“Protection for Free? The Political Economy of U.S. Tariff Suspensions” by Anna Maria Mayda
Anna Maria Mayda
Rodney D. Ludema
International Monetary Fund
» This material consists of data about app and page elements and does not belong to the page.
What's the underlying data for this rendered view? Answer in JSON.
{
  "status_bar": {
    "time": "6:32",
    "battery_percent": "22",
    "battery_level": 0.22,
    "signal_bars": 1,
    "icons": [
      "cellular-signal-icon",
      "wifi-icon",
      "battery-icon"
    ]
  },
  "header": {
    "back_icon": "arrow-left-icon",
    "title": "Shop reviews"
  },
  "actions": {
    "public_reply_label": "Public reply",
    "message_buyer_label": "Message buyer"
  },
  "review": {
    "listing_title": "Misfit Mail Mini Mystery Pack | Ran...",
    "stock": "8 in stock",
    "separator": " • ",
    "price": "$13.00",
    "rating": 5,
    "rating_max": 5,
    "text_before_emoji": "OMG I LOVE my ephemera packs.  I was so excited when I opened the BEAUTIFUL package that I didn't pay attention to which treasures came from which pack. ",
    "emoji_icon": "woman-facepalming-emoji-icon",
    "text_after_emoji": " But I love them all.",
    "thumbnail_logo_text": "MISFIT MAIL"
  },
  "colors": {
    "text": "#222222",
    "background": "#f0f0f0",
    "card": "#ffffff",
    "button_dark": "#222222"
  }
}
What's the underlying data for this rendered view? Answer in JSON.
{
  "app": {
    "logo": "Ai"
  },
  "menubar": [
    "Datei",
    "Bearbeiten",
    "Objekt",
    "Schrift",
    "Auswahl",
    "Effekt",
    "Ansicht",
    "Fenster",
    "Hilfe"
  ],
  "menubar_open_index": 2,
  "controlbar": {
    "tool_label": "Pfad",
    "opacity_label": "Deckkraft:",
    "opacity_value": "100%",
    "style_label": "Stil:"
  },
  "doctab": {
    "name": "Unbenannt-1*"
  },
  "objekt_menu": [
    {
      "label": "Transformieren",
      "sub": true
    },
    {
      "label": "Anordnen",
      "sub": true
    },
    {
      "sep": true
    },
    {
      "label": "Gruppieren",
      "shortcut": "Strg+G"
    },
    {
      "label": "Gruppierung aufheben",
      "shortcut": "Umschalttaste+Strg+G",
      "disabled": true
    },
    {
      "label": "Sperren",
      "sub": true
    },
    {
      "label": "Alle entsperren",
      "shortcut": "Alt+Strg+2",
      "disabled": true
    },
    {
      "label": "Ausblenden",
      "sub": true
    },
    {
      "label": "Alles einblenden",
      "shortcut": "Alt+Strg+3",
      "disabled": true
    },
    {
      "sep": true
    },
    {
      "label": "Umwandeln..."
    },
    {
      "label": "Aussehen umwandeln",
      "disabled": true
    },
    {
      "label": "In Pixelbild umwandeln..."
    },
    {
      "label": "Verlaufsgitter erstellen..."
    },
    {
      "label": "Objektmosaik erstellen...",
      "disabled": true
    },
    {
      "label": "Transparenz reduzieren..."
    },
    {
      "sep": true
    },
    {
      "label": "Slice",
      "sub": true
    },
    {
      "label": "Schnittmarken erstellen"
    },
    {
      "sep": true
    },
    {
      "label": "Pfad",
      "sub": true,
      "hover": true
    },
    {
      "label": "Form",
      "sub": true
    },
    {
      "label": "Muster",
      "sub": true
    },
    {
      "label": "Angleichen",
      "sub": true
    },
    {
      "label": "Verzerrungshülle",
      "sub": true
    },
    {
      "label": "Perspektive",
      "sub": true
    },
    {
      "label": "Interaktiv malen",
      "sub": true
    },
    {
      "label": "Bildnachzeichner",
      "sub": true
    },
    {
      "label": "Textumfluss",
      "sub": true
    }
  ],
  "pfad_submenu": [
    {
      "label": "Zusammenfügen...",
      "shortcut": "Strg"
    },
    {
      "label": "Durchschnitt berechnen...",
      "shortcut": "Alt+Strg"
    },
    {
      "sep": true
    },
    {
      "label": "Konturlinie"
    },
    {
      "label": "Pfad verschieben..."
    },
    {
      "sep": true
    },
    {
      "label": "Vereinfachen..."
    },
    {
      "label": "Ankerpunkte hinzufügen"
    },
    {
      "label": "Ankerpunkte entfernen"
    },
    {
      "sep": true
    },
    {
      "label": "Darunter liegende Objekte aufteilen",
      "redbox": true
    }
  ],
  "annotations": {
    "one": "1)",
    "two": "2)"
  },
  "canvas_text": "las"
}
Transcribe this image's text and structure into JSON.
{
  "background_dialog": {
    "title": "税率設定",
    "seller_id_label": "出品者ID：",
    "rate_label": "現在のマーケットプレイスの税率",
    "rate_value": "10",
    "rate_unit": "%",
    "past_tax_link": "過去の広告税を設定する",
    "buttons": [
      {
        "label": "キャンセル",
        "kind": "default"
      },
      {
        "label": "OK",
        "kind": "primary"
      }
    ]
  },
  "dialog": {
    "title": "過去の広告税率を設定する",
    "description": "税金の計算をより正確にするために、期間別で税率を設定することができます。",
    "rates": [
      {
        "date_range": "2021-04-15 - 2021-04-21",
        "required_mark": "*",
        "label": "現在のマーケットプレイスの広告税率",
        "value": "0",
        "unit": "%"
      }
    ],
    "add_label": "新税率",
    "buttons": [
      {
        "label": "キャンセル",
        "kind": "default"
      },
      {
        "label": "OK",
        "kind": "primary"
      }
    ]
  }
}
This paper studies the political influence of individual firms on Congressional decisions to suspend tariffs on U.S. imports of intermediate goods. We develop a model in which firms influence the government by transmitting information about the value of protection, using verbal messages and lobbying expenditures. We estimate our model using firm-level data on tariff suspension bills and lobbying expenditures from 1999-2006 and find that indeed verbal opposition by import-competing firms, even without lobbying expenditures, significantly reduces the probability of a suspension being granted. We further find that lobbying expenditures by proponent and opponent firms sway this probability in opposite directions. The effect of verbal opposition is substantially larger than that of both opponent and proponent spending, which implies that either verbal opposition conveys more information or that the government is biased in favor of opponents. Under reasonable assumptions, we find government preferences to be biased in favor of opponents.